    It was not incumbent upon the plaintiff to produce a chemical analysis of the product or medical testimony showing it poisonous or deleterious when the application of it to her hair and scalp was followed by symptoms *446 from which the simple, reasonable and common-sense inference could be drawn by the jury that plaintiff suffered injury, though not permanent, as a direct result of the application of the permanent wave.

    The testimony of Mrs. Carpenter's medical expert, which we must view in a light favorable to Mrs. Carpenter for the purpose of Best's motion, establishes that her hair was damaged by chemicals used in the cold wave and that chemicals contained in all cold wave products are harmful in the sense of being potentially dangerous if their concentration is improper.

    The jury was entitled to find the product contained a harmful ingredient from either the doctor's testimony or the circumstantial evidence of loss of hair, shortly after the completion of the permanent wave, in the precise area where the solution had been applied.

    Best's urges our case of Williams v. S.H. Kress & Co., 48 Wash. 2d 88, 291 P.2d 662 (1955) supports their position that circumstantial evidence may not be used. In that case, the plaintiff swallowed mouthwash and became ill shortly thereafter. The evidence there was that the ingredients of the mouthwash were wholesome, that proper safeguards were used in its manufacture, and that the specific batch from which the bottle came was wholesome. The court held, considering this testimony, that the plaintiff did not sustain her burden of proof by merely establishing the swallowing of the mouthwash and a later illness. The court cited Geisness v. Scow Bay Packing Co., 16 Wash. 2d 1, 132 P.2d 740 (1942), a food poisoning case, where the court held, "The unwholesome character of food is not established, nor is a prima facie case made, merely by showing that the plaintiff became sick after eating it."

    The mouthwash, the subject of the Kress case, and the food, the subject of the Scow Bay case, are vastly different in character from the chemicals used in the cold wave process. There was no testimony that either the mouthwash or food had potentially dangerous chemical ingredients which could cause harm to a user.
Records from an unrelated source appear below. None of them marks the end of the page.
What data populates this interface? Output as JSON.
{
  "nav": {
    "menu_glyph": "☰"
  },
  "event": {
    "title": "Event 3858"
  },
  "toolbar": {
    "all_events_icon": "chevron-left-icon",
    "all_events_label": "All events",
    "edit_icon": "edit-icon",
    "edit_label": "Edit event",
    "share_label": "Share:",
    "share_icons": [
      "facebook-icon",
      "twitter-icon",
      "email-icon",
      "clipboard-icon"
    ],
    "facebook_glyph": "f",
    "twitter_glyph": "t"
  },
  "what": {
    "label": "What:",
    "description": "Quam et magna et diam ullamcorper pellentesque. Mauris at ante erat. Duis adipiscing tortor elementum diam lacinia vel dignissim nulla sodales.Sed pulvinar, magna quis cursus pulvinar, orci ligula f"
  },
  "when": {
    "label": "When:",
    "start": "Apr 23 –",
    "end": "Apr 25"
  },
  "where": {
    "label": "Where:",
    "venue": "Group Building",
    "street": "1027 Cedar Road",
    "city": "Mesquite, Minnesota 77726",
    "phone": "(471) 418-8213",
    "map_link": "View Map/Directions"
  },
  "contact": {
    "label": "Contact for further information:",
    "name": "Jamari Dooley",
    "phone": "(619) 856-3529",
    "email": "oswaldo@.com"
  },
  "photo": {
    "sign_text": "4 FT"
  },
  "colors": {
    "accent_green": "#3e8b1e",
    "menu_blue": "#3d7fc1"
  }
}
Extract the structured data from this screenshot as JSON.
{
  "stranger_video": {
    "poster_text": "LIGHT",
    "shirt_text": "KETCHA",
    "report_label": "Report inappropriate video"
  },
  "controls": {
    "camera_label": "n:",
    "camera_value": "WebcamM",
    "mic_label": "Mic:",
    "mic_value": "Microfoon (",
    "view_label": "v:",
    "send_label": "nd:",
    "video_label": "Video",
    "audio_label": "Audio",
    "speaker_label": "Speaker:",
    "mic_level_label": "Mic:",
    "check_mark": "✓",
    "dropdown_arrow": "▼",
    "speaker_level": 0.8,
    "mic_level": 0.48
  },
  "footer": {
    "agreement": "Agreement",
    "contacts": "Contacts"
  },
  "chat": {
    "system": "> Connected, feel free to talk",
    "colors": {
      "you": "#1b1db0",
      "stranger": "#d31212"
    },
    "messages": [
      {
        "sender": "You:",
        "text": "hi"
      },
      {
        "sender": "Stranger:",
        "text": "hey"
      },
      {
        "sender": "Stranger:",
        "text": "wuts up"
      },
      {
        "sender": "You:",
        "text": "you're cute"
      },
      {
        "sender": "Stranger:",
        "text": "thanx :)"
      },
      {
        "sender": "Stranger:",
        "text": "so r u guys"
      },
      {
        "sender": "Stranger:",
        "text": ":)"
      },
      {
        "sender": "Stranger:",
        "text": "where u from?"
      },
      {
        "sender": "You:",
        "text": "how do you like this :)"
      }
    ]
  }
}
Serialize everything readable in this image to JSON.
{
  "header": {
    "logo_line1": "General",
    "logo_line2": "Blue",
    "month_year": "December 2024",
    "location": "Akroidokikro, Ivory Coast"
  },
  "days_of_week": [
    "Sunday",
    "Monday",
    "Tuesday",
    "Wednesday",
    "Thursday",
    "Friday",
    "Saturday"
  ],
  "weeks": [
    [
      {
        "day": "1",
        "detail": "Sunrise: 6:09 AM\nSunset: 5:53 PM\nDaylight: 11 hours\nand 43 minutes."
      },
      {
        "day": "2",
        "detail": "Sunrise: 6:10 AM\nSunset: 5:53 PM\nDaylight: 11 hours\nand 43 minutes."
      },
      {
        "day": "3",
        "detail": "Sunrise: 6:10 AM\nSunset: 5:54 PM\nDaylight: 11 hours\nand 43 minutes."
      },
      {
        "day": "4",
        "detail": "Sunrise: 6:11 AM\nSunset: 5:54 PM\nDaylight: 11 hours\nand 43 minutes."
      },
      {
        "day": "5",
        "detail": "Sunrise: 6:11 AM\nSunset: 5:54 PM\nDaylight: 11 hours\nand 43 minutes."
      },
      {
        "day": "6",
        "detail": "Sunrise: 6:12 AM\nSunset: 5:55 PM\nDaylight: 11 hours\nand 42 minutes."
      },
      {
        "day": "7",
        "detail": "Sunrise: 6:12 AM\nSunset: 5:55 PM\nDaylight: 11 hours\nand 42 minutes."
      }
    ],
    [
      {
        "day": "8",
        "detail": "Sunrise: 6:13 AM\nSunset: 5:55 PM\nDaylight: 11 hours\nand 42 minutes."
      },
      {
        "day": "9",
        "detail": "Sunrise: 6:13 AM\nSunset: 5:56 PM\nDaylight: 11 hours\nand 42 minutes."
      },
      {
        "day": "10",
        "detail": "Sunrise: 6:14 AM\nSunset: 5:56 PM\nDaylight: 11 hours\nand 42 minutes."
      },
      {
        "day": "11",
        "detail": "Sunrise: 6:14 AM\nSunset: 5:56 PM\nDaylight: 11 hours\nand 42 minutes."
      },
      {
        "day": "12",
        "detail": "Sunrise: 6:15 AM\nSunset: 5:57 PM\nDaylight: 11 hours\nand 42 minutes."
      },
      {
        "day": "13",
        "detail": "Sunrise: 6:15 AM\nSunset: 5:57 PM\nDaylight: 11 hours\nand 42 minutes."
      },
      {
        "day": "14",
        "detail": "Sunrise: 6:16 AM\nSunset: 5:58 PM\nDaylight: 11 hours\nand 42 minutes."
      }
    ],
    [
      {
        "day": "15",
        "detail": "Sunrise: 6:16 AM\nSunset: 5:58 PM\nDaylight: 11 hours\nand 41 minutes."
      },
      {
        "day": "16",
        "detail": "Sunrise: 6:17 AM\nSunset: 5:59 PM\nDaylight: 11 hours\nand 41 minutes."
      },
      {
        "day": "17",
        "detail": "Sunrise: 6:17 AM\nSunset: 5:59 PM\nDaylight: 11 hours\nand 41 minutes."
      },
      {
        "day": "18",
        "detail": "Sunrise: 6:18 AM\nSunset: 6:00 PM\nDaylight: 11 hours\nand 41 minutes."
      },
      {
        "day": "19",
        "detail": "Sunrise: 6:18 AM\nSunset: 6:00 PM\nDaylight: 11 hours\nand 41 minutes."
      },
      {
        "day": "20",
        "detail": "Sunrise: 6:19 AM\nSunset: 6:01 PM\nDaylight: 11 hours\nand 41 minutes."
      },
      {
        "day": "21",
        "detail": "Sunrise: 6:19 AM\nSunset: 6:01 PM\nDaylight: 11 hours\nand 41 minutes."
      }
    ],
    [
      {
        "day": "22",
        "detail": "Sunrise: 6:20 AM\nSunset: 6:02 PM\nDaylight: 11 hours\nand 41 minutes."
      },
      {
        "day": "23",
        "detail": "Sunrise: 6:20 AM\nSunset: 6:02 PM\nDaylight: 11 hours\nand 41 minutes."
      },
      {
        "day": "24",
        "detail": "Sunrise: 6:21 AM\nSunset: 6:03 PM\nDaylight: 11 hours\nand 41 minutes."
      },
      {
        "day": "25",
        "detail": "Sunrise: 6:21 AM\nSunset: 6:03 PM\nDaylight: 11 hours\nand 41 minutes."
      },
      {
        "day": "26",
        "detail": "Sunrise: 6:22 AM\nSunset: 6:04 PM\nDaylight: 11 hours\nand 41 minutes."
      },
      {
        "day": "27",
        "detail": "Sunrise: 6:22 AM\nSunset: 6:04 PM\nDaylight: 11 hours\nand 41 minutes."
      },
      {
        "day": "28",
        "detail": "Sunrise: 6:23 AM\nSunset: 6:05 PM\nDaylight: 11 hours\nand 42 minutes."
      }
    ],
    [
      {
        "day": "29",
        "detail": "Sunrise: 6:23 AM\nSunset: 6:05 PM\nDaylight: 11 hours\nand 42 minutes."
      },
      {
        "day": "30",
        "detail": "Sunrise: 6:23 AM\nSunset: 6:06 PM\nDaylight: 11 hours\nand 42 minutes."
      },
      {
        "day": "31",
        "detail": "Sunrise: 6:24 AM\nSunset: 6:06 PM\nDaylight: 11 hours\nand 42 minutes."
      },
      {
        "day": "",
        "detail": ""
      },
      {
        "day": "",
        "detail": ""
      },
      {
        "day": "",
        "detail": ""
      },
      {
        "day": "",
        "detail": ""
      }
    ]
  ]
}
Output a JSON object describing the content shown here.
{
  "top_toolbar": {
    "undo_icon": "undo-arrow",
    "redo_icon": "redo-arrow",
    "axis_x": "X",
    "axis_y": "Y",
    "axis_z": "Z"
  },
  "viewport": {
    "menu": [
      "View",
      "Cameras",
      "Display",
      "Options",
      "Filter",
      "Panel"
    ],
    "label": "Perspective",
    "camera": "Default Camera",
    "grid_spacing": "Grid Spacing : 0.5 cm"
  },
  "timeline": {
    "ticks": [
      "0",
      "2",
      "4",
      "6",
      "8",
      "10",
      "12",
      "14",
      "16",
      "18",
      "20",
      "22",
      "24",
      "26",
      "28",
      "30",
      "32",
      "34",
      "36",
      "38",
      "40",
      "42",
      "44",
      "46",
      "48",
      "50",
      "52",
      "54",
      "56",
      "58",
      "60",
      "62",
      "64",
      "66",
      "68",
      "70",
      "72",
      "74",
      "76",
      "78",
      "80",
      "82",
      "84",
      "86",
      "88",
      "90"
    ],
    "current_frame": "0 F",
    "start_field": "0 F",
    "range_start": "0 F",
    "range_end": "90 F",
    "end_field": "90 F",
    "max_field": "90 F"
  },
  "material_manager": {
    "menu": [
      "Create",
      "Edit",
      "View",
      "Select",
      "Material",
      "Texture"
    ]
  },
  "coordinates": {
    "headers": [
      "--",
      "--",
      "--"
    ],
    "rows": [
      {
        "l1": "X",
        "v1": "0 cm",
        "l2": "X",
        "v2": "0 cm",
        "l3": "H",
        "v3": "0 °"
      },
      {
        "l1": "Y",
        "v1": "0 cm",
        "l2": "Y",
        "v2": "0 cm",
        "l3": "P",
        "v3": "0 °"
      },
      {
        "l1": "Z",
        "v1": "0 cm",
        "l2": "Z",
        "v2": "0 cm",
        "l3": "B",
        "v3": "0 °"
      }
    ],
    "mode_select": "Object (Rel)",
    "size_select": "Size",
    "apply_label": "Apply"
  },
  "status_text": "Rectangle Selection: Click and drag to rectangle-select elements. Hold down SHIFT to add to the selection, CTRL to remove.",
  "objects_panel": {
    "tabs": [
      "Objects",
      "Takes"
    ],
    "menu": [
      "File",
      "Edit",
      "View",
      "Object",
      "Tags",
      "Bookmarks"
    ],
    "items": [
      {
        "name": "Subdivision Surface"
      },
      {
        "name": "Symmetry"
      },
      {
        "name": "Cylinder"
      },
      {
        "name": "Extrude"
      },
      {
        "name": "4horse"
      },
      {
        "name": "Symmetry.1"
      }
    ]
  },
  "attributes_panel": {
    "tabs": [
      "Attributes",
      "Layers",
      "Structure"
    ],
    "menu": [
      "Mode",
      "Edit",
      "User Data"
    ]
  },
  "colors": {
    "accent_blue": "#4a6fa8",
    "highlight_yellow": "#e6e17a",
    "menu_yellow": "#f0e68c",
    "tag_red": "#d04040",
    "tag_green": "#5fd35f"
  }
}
In the instant case, there *447 was medical testimony that "there are chemicals in hair products, and if the concentration and so forth is not proper, they can be dangerous, ..."

    [8] Appellant's final contention that the plaintiff had the burden of proving that the defendant was aware of, or by reasonable inspection, could have been aware of latent defects is answered by our court's holding in Ringstad v. I. Magnin & Co., 39 Wash. 2d 923, 239 P.2d 848 (1952) and Smith v. Frontier, Inc., 53 Wash. 2d 805, 337 P.2d 299 (1959). The implied warranty of fitness, as noted in Smith, is imposed by the law and applied to latent defects as well as known defects. This is in the interest of both protecting buyers who have relied on the seller's judgment and of improving market conditions. Unless otherwise agreed by the parties, the risk of latent defects affecting suitability should properly rest on the seller rather than on the buyer.

    The judgment of the trial court is affirmed.

    HOROWITZ, C.J., and WILLIAMS, J., concur.


    [1] "Evidence is of two kinds — direct and circumstantial. Direct evidence is that given by a witness who testifies directly of his own knowledge concerning facts to be proved. Circumstantial evidence consists of proof of facts or circumstances which according to the common experience of mankind give rise to reasonable inference of the truth of the fact sought to be proved.

    "One kind of evidence is not necessarily more or less valuable than the other." Instruction No. 4.